Broadacre farms in South-Eastern Australia also ran down their grain inventories during the financial year, leaving smaller volumes on hand at the beginning of the season. While grain inventories are forecast to decline further, the absolute size of the reductions are expected to be smaller than those recorded in the previous year. Given the changes in inventory behaviour, average farm business profit in is not expected to fall by as much as the decline in average farm cash income. Nevertheless, it is still forecast to be negative for the first time in five years, and the lowest in real terms in a decade.
In Southern Queensland, average farm business profit will be negative for the second year in a row. Average farm cash incomes in are expected to fall across all industries in South-Eastern Australia, with the sharpest falls recorded among grain producers and dairy farms figure 3 and table 1.
Farm business profits will also be lower on average across all industries in , although more so in the case of the dairy industry. Although sheep specialists have not been spared the impacts of drought, favourable prices for wool and sheep-meat are expected to limit the worst of the effects.

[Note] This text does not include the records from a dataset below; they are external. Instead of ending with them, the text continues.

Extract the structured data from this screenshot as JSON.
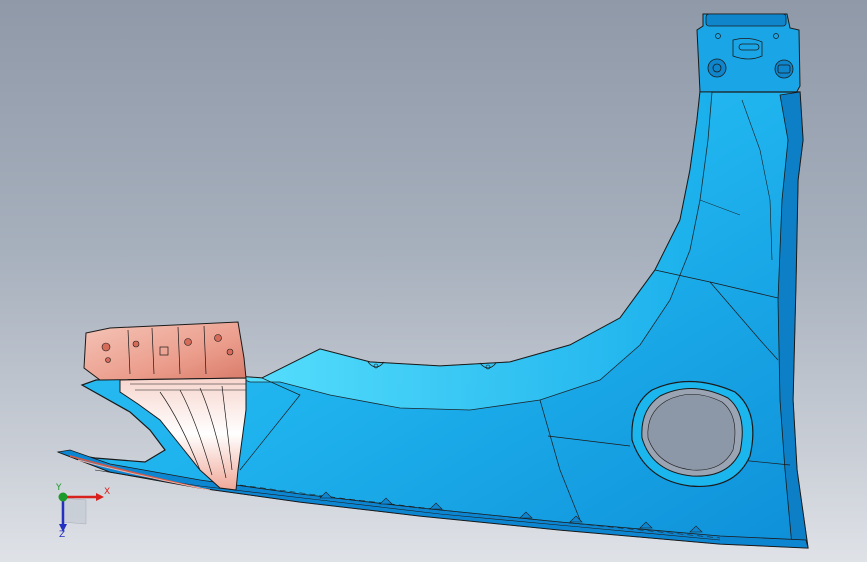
{
  "viewport": {
    "background_top": "#8f99a8",
    "background_bottom": "#dfe2e7"
  },
  "part": {
    "name": "fender-panel",
    "body_color": "#1fbaf0",
    "body_dark": "#0f8fd6",
    "bracket_color": "#f0b2a3",
    "outline_color": "#1a1a1a"
  },
  "triad": {
    "x_label": "X",
    "y_label": "Y",
    "z_label": "Z",
    "x_color": "#d8201c",
    "y_color": "#1c9a2a",
    "z_color": "#2430c0"
  }
}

The average farm business profit for the sheep industry is expected to be positive in , compared with negative results for the beef, grains, and dairy industries.